The Cascade volcanoes exist because the East Pacific spreading zone still operates north of San Francisco. But, as I mentioned before, California overrode the same zone farther south, as the North American plate moved west, pushed by sea floor forming at the mid-Atlantic Ridge more than 4,000 miles to the east. Many theories have been advanced to explain the Basin and Range province in terms of plate tectonics, but all involve the fate of this overridden Pacific spreading zone. In one version, the entire zone was subducted beneath California and still operates under the Basin and Range, uplifting Nevada and tearing it apart. In any case, the Basin and Range topography records the early history of a potential ocean. It may be a living reminder of eastern North America’s visage just before the Atlantic puddle reappeared some 200 million years ago. McPhee went to the Basin and Range to see plate tectonics in action, and his title is a symbol of our reconstructed, restless earth.
Basin and Range is a series of disparate but organically connected chapters recording McPhee’s personal journey. Some are loosely sequential, as McPhee travels with geologists from the fossilized fracture zones of New Jersey to the active topography of Nevada. Others explore the consequences of plate tectonics in different ways—by examining the practicalities in Deffeyes’s search for silver in abandoned mine tailings, and by contrasting plate tectonics with another great reconstruction of the earth presented by James Hutton in the late eighteenth century.

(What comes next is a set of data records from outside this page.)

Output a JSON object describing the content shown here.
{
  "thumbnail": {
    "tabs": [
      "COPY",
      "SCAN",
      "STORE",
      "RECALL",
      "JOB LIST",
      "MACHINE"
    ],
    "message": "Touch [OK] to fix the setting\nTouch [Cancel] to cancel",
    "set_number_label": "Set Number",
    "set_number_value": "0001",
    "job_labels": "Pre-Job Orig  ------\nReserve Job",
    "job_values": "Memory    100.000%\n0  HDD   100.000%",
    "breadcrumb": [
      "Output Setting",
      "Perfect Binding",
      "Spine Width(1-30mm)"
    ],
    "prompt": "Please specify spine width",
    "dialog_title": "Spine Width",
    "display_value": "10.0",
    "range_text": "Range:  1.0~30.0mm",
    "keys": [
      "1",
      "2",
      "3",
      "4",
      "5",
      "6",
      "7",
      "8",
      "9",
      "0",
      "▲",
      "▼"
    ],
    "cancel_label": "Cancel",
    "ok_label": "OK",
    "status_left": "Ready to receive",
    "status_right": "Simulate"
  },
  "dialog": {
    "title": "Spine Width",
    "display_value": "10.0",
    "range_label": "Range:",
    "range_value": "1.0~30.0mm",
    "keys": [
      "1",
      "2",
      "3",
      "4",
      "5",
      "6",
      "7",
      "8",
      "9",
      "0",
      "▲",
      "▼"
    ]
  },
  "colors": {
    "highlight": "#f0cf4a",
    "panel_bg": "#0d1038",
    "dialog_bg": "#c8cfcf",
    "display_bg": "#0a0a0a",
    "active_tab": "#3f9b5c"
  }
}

Where McPhee’s style works—and it usually does—he triumphs by succinet prose, by his uncanny ability to capture the essence of a complex issue, or an arcane trade secret, in a well-turned phrase. Consider his topographic characterization of the United States: “really a quartering of a continent, a drawer in North America. Pull it out and prairie dogs would spill off one side, alligators off the other….” Or his organic metaphor for “deep time”: “With your arms spread wide…to represent all time on earth, look at one hand with its line of life. The Cambrian begins in the wrist, and the Permian extinction is at the outer end of the palm. All of the Cenozoic is in a fingerprint, and in a single stroke with a medium-grained nail file you could eradicate human history.” If geology has two great themes—deep time and ceaseless motion—consider his one-liner for the second: “If by some fiat I had to restrict all this writing to one sentence, this is the one I would choose: The summit of Mt. Everest is marine limestone.”